_Task to complete_
In the entries that follow, which lines hold the string "subtitle"? List them.
### The data ###
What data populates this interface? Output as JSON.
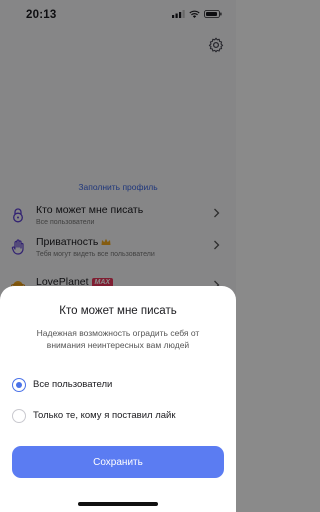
{
  "status_bar": {
    "time": "20:13"
  },
  "profile": {
    "fill_profile_link": "Заполнить профиль"
  },
  "settings": [
    {
      "title": "Кто может мне писать",
      "subtitle": "Все пользователи",
      "icon": "lock-chat-icon"
    },
    {
      "title": "Приватность",
      "subtitle": "Тебя могут видеть все пользователи",
      "icon": "hand-icon",
      "badge": "crown-icon"
    },
    {
      "title": "LovePlanet",
      "subtitle": "",
      "icon": "planet-icon",
      "badge_text": "MAX"
    }
  ],
  "sheet": {
    "title": "Кто может мне писать",
    "description": "Надежная возможность оградить себя от внимания неинтересных вам людей",
    "options": [
      {
        "label": "Все пользователи",
        "selected": true
      },
      {
        "label": "Только те, кому я поставил лайк",
        "selected": false
      }
    ],
    "save_label": "Сохранить"
  },
  "colors": {
    "accent": "#5b7cf2",
    "link": "#3a64e0",
    "badge": "#e8355a"
  }
}
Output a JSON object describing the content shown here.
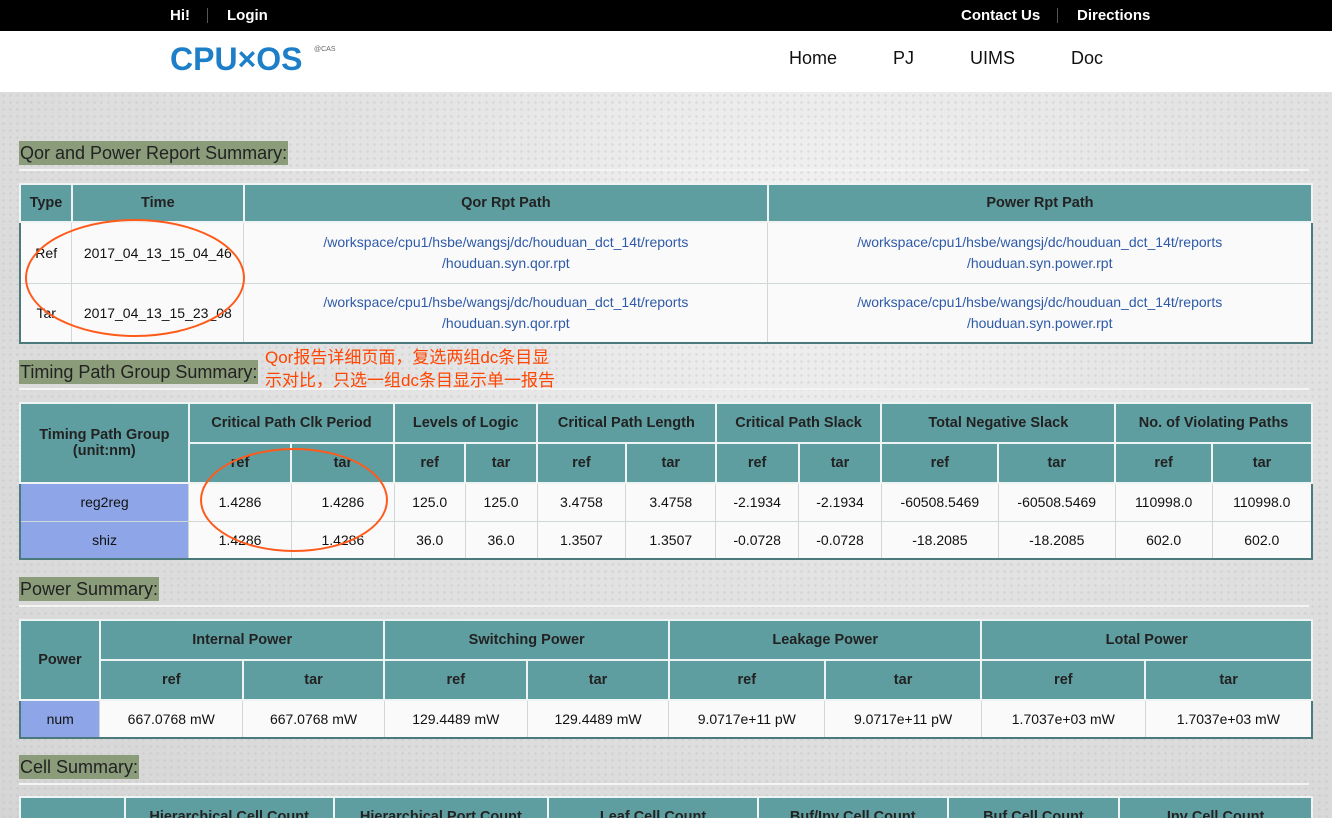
{
  "topbar": {
    "hi": "Hi!",
    "login": "Login",
    "contact": "Contact Us",
    "directions": "Directions"
  },
  "header": {
    "logo_text": "CPU×OS",
    "logo_sup": "@CAS"
  },
  "nav": [
    {
      "label": "Home"
    },
    {
      "label": "PJ"
    },
    {
      "label": "UIMS"
    },
    {
      "label": "Doc"
    }
  ],
  "qor": {
    "title": "Qor and Power Report Summary:",
    "headers": [
      "Type",
      "Time",
      "Qor Rpt Path",
      "Power Rpt Path"
    ],
    "rows": [
      {
        "type": "Ref",
        "time": "2017_04_13_15_04_46",
        "qor_l1": "/workspace/cpu1/hsbe/wangsj/dc/houduan_dct_14t/reports",
        "qor_l2": "/houduan.syn.qor.rpt",
        "pow_l1": "/workspace/cpu1/hsbe/wangsj/dc/houduan_dct_14t/reports",
        "pow_l2": "/houduan.syn.power.rpt"
      },
      {
        "type": "Tar",
        "time": "2017_04_13_15_23_08",
        "qor_l1": "/workspace/cpu1/hsbe/wangsj/dc/houduan_dct_14t/reports",
        "qor_l2": "/houduan.syn.qor.rpt",
        "pow_l1": "/workspace/cpu1/hsbe/wangsj/dc/houduan_dct_14t/reports",
        "pow_l2": "/houduan.syn.power.rpt"
      }
    ]
  },
  "annotation": {
    "line1": "Qor报告详细页面，复选两组dc条目显",
    "line2": "示对比，只选一组dc条目显示单一报告"
  },
  "timing": {
    "title": "Timing Path Group Summary:",
    "group_header_l1": "Timing Path Group",
    "group_header_l2": "(unit:nm)",
    "headers": [
      "Critical Path Clk Period",
      "Levels of Logic",
      "Critical Path Length",
      "Critical Path Slack",
      "Total Negative Slack",
      "No. of Violating Paths"
    ],
    "ref": "ref",
    "tar": "tar",
    "rows": [
      {
        "name": "reg2reg",
        "v": [
          "1.4286",
          "1.4286",
          "125.0",
          "125.0",
          "3.4758",
          "3.4758",
          "-2.1934",
          "-2.1934",
          "-60508.5469",
          "-60508.5469",
          "110998.0",
          "110998.0"
        ]
      },
      {
        "name": "shiz",
        "v": [
          "1.4286",
          "1.4286",
          "36.0",
          "36.0",
          "1.3507",
          "1.3507",
          "-0.0728",
          "-0.0728",
          "-18.2085",
          "-18.2085",
          "602.0",
          "602.0"
        ]
      }
    ]
  },
  "power": {
    "title": "Power Summary:",
    "first_header": "Power",
    "headers": [
      "Internal Power",
      "Switching Power",
      "Leakage Power",
      "Lotal Power"
    ],
    "ref": "ref",
    "tar": "tar",
    "row": {
      "name": "num",
      "v": [
        "667.0768 mW",
        "667.0768 mW",
        "129.4489 mW",
        "129.4489 mW",
        "9.0717e+11 pW",
        "9.0717e+11 pW",
        "1.7037e+03 mW",
        "1.7037e+03 mW"
      ]
    }
  },
  "cell": {
    "title": "Cell Summary:",
    "headers": [
      "Hierarchical Cell Count",
      "Hierarchical Port Count",
      "Leaf Cell Count",
      "Buf/Inv Cell Count",
      "Buf Cell Count",
      "Inv Cell Count"
    ]
  },
  "colors": {
    "header_teal": "#5f9ea0",
    "label_blue": "#8ea6e8",
    "section_green": "#8a9c7a",
    "annotation": "#ff4500"
  }
}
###
_Task output_
      "subtitle": "Все пользователи",
      "subtitle": "Тебя могут видеть все пользователи",
      "subtitle": "",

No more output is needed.